§ **THE PROBLEM**
The expected answer is every line of the material, reproduced exactly.

§ **RECORDS FOR THIS TASK**

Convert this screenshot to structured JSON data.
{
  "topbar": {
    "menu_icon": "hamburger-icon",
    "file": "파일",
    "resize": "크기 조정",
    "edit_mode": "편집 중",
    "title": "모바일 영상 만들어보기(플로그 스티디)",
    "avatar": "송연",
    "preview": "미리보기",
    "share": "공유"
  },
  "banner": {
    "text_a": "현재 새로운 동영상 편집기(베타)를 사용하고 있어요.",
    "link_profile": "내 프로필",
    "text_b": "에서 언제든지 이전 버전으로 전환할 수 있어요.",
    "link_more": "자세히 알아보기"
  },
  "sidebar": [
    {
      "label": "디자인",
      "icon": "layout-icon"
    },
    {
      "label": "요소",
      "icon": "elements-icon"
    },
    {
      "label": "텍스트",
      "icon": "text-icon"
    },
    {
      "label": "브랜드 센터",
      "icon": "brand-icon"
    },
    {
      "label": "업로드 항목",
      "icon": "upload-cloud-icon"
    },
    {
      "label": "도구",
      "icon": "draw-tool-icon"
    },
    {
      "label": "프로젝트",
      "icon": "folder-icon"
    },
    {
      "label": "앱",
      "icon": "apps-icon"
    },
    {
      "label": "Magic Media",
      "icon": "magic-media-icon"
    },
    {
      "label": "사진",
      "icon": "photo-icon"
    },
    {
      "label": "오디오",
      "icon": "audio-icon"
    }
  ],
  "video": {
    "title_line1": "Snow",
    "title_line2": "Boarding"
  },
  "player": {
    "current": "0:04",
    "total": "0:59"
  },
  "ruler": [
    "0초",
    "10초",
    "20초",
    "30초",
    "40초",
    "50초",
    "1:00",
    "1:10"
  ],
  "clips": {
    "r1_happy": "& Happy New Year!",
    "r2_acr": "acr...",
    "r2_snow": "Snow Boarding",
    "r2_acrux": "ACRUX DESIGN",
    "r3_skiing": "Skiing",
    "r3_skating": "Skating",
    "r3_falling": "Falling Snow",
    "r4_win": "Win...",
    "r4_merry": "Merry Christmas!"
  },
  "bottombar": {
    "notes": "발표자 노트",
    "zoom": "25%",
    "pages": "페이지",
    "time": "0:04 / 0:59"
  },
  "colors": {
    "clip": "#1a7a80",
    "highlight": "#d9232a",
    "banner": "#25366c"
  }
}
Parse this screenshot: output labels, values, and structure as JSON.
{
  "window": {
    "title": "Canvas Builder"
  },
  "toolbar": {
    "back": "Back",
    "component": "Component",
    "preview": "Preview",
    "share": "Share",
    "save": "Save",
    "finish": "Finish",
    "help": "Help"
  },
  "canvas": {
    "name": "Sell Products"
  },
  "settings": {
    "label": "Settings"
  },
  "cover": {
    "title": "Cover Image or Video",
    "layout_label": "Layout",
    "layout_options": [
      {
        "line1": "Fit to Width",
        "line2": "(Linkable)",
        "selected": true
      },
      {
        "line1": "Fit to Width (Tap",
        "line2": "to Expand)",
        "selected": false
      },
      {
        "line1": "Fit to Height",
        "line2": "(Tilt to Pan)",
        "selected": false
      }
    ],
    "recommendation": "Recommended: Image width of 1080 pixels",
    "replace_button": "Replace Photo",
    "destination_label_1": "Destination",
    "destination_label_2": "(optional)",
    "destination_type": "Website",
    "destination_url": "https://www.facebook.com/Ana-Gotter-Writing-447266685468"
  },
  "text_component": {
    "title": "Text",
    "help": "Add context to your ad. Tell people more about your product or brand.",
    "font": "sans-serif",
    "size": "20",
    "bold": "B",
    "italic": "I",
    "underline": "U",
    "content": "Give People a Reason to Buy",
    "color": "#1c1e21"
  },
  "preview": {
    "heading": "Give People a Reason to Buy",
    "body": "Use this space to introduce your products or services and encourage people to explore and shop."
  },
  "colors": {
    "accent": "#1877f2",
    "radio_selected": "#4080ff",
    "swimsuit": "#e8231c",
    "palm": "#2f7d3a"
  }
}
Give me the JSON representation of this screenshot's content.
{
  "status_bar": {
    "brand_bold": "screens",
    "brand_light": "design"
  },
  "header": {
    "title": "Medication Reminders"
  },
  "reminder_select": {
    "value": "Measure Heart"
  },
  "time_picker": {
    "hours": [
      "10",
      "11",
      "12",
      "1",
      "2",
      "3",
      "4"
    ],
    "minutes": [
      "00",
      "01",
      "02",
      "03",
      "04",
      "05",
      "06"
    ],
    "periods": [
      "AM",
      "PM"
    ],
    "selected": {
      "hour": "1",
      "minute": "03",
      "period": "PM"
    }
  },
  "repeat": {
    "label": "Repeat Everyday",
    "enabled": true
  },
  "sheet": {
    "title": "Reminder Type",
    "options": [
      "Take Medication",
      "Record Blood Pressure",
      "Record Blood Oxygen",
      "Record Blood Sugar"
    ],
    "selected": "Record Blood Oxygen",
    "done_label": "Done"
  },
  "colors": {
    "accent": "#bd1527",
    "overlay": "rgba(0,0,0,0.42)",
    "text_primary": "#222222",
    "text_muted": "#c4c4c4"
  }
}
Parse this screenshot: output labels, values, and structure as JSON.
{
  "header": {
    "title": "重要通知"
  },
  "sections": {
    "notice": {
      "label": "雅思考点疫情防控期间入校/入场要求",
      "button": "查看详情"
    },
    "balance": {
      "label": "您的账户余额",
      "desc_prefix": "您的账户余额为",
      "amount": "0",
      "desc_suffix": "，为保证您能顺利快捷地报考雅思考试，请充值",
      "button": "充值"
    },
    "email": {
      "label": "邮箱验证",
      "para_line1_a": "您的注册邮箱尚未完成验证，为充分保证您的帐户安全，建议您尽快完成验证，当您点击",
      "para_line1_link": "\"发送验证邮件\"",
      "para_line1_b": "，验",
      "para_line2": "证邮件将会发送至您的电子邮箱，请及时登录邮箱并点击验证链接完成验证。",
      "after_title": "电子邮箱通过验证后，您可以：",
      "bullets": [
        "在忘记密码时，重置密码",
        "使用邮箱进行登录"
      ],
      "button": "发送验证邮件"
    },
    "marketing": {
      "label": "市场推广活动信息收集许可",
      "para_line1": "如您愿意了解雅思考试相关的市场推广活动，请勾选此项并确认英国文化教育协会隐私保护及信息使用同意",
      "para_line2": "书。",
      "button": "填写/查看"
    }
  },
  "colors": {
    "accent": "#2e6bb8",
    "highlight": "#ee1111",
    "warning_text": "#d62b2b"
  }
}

§ **EXERCISE OUTPUT**
Convert this screenshot to structured JSON data.
{
  "topbar": {
    "menu_icon": "hamburger-icon",
    "file": "파일",
    "resize": "크기 조정",
    "edit_mode": "편집 중",
    "title": "모바일 영상 만들어보기(플로그 스티디)",
    "avatar": "송연",
    "preview": "미리보기",
    "share": "공유"
  },
  "banner": {
    "text_a": "현재 새로운 동영상 편집기(베타)를 사용하고 있어요.",
    "link_profile": "내 프로필",
    "text_b": "에서 언제든지 이전 버전으로 전환할 수 있어요.",
    "link_more": "자세히 알아보기"
  },
  "sidebar": [
    {
      "label": "디자인",
      "icon": "layout-icon"
    },
    {
      "label": "요소",
      "icon": "elements-icon"
    },
    {
      "label": "텍스트",
      "icon": "text-icon"
    },
    {
      "label": "브랜드 센터",
      "icon": "brand-icon"
    },
    {
      "label": "업로드 항목",
      "icon": "upload-cloud-icon"
    },
    {
      "label": "도구",
      "icon": "draw-tool-icon"
    },
    {
      "label": "프로젝트",
      "icon": "folder-icon"
    },
    {
      "label": "앱",
      "icon": "apps-icon"
    },
    {
      "label": "Magic Media",
      "icon": "magic-media-icon"
    },
    {
      "label": "사진",
      "icon": "photo-icon"
    },
    {
      "label": "오디오",
      "icon": "audio-icon"
    }
  ],
  "video": {
    "title_line1": "Snow",
    "title_line2": "Boarding"
  },
  "player": {
    "current": "0:04",
    "total": "0:59"
  },
  "ruler": [
    "0초",
    "10초",
    "20초",
    "30초",
    "40초",
    "50초",
    "1:00",
    "1:10"
  ],
  "clips": {
    "r1_happy": "& Happy New Year!",
    "r2_acr": "acr...",
    "r2_snow": "Snow Boarding",
    "r2_acrux": "ACRUX DESIGN",
    "r3_skiing": "Skiing",
    "r3_skating": "Skating",
    "r3_falling": "Falling Snow",
    "r4_win": "Win...",
    "r4_merry": "Merry Christmas!"
  },
  "bottombar": {
    "notes": "발표자 노트",
    "zoom": "25%",
    "pages": "페이지",
    "time": "0:04 / 0:59"
  },
  "colors": {
    "clip": "#1a7a80",
    "highlight": "#d9232a",
    "banner": "#25366c"
  }
}
Parse this screenshot: output labels, values, and structure as JSON.
{
  "window": {
    "title": "Canvas Builder"
  },
  "toolbar": {
    "back": "Back",
    "component": "Component",
    "preview": "Preview",
    "share": "Share",
    "save": "Save",
    "finish": "Finish",
    "help": "Help"
  },
  "canvas": {
    "name": "Sell Products"
  },
  "settings": {
    "label": "Settings"
  },
  "cover": {
    "title": "Cover Image or Video",
    "layout_label": "Layout",
    "layout_options": [
      {
        "line1": "Fit to Width",
        "line2": "(Linkable)",
        "selected": true
      },
      {
        "line1": "Fit to Width (Tap",
        "line2": "to Expand)",
        "selected": false
      },
      {
        "line1": "Fit to Height",
        "line2": "(Tilt to Pan)",
        "selected": false
      }
    ],
    "recommendation": "Recommended: Image width of 1080 pixels",
    "replace_button": "Replace Photo",
    "destination_label_1": "Destination",
    "destination_label_2": "(optional)",
    "destination_type": "Website",
    "destination_url": "https://www.facebook.com/Ana-Gotter-Writing-447266685468"
  },
  "text_component": {
    "title": "Text",
    "help": "Add context to your ad. Tell people more about your product or brand.",
    "font": "sans-serif",
    "size": "20",
    "bold": "B",
    "italic": "I",
    "underline": "U",
    "content": "Give People a Reason to Buy",
    "color": "#1c1e21"
  },
  "preview": {
    "heading": "Give People a Reason to Buy",
    "body": "Use this space to introduce your products or services and encourage people to explore and shop."
  },
  "colors": {
    "accent": "#1877f2",
    "radio_selected": "#4080ff",
    "swimsuit": "#e8231c",
    "palm": "#2f7d3a"
  }
}
Give me the JSON representation of this screenshot's content.
{
  "status_bar": {
    "brand_bold": "screens",
    "brand_light": "design"
  },
  "header": {
    "title": "Medication Reminders"
  },
  "reminder_select": {
    "value": "Measure Heart"
  },
  "time_picker": {
    "hours": [
      "10",
      "11",
      "12",
      "1",
      "2",
      "3",
      "4"
    ],
    "minutes": [
      "00",
      "01",
      "02",
      "03",
      "04",
      "05",
      "06"
    ],
    "periods": [
      "AM",
      "PM"
    ],
    "selected": {
      "hour": "1",
      "minute": "03",
      "period": "PM"
    }
  },
  "repeat": {
    "label": "Repeat Everyday",
    "enabled": true
  },
  "sheet": {
    "title": "Reminder Type",
    "options": [
      "Take Medication",
      "Record Blood Pressure",
      "Record Blood Oxygen",
      "Record Blood Sugar"
    ],
    "selected": "Record Blood Oxygen",
    "done_label": "Done"
  },
  "colors": {
    "accent": "#bd1527",
    "overlay": "rgba(0,0,0,0.42)",
    "text_primary": "#222222",
    "text_muted": "#c4c4c4"
  }
}
Parse this screenshot: output labels, values, and structure as JSON.
{
  "header": {
    "title": "重要通知"
  },
  "sections": {
    "notice": {
      "label": "雅思考点疫情防控期间入校/入场要求",
      "button": "查看详情"
    },
    "balance": {
      "label": "您的账户余额",
      "desc_prefix": "您的账户余额为",
      "amount": "0",
      "desc_suffix": "，为保证您能顺利快捷地报考雅思考试，请充值",
      "button": "充值"
    },
    "email": {
      "label": "邮箱验证",
      "para_line1_a": "您的注册邮箱尚未完成验证，为充分保证您的帐户安全，建议您尽快完成验证，当您点击",
      "para_line1_link": "\"发送验证邮件\"",
      "para_line1_b": "，验",
      "para_line2": "证邮件将会发送至您的电子邮箱，请及时登录邮箱并点击验证链接完成验证。",
      "after_title": "电子邮箱通过验证后，您可以：",
      "bullets": [
        "在忘记密码时，重置密码",
        "使用邮箱进行登录"
      ],
      "button": "发送验证邮件"
    },
    "marketing": {
      "label": "市场推广活动信息收集许可",
      "para_line1": "如您愿意了解雅思考试相关的市场推广活动，请勾选此项并确认英国文化教育协会隐私保护及信息使用同意",
      "para_line2": "书。",
      "button": "填写/查看"
    }
  },
  "colors": {
    "accent": "#2e6bb8",
    "highlight": "#ee1111",
    "warning_text": "#d62b2b"
  }
}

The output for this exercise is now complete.